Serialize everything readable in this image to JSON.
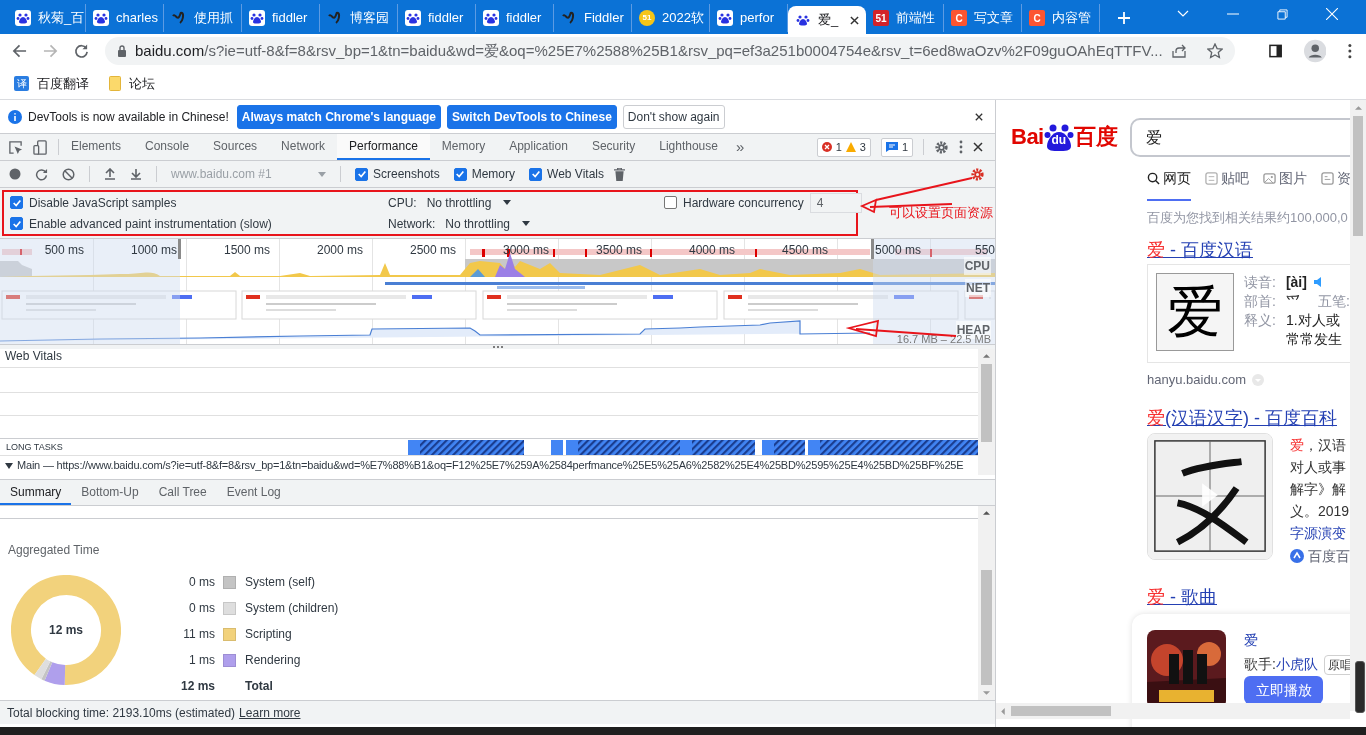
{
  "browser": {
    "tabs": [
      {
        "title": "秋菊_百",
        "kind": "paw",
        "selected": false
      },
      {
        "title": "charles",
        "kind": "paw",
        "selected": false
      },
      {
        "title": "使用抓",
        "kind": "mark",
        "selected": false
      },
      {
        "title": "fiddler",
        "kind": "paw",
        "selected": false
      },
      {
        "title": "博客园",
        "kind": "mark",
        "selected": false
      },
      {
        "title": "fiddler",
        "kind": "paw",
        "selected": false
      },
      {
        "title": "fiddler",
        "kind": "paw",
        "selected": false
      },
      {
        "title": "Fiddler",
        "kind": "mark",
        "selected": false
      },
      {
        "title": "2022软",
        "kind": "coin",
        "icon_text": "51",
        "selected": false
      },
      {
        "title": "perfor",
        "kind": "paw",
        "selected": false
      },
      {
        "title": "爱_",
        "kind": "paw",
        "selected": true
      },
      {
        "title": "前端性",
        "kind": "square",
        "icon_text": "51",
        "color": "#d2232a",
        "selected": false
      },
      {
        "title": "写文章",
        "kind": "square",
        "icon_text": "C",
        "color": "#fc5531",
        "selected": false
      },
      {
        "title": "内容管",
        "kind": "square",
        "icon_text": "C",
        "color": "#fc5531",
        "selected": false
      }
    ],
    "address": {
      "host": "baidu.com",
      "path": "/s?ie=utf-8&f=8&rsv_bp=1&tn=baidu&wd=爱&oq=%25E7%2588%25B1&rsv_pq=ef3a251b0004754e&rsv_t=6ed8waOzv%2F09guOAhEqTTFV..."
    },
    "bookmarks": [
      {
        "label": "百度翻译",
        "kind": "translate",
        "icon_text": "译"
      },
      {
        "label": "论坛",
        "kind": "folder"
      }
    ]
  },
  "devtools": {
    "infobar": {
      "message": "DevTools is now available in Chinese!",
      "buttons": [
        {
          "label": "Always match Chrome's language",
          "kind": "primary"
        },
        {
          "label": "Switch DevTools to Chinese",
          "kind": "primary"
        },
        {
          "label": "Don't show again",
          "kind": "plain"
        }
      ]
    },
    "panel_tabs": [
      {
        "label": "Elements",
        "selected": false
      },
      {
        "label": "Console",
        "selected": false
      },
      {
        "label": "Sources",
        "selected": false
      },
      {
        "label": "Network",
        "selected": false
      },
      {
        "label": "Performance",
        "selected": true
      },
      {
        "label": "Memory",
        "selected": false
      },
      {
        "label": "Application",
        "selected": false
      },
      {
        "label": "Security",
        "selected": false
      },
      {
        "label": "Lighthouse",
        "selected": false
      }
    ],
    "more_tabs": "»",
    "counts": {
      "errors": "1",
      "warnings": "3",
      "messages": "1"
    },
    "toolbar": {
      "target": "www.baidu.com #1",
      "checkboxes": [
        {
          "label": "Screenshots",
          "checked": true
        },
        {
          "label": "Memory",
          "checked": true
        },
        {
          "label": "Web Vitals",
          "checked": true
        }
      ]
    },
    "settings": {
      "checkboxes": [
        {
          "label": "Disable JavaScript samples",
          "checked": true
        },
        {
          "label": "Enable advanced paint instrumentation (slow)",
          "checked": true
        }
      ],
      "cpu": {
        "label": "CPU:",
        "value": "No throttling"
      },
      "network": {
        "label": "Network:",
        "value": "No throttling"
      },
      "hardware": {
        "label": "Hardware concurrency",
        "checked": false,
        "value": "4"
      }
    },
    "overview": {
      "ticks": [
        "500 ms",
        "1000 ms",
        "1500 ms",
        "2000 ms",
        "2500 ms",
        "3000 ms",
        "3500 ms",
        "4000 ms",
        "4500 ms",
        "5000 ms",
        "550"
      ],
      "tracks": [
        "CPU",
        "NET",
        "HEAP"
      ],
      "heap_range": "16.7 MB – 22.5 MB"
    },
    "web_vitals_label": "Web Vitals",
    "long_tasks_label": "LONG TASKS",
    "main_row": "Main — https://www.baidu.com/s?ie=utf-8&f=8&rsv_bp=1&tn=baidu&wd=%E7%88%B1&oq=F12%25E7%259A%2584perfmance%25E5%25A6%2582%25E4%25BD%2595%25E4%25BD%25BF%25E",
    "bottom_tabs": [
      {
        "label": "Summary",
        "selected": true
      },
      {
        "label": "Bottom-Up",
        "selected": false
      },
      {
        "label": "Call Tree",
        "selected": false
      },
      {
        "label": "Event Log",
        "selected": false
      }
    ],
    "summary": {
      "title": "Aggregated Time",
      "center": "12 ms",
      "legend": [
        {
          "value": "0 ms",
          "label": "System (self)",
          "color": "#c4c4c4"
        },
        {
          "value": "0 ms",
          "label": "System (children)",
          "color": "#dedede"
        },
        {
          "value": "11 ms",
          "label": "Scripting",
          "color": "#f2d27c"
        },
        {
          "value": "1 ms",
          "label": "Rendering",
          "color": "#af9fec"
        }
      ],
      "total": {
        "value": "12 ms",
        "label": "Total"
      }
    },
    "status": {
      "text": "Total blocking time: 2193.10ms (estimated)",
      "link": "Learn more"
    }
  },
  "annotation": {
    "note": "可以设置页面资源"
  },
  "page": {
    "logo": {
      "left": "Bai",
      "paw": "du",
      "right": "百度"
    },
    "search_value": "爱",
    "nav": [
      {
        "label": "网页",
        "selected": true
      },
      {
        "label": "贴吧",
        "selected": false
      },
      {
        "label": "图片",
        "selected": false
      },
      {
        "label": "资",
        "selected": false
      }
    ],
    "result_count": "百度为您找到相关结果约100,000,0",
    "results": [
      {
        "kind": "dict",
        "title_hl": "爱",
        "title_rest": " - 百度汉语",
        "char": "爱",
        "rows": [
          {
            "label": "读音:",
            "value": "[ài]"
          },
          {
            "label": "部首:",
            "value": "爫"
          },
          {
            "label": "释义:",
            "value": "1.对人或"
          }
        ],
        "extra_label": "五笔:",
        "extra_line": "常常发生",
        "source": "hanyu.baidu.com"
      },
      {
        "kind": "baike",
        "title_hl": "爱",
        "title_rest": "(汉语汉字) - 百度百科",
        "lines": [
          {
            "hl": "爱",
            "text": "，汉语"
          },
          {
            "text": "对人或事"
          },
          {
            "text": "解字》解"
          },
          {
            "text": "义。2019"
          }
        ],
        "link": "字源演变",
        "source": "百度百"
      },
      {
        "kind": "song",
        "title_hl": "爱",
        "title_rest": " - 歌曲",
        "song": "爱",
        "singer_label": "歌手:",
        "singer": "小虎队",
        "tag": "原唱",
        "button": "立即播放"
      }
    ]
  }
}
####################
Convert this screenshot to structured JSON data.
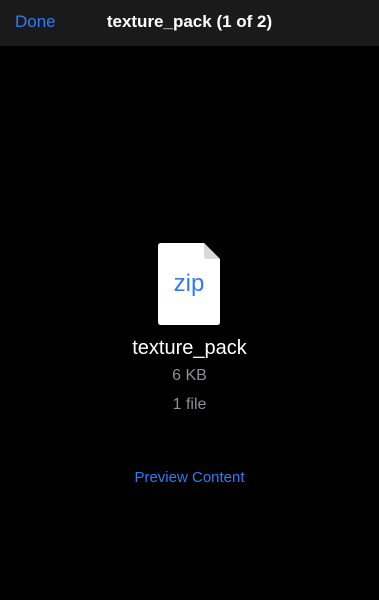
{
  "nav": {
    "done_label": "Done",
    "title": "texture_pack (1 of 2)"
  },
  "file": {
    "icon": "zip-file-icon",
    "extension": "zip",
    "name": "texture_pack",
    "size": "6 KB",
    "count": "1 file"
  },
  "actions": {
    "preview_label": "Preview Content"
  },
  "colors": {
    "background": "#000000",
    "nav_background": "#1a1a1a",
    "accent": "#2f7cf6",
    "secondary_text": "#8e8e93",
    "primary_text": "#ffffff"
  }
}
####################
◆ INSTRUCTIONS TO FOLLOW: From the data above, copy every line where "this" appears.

◆ EXERCISE ANSWER:
Serialize everything readable in this image to JSON.
Convert this screenshot to structured JSON data.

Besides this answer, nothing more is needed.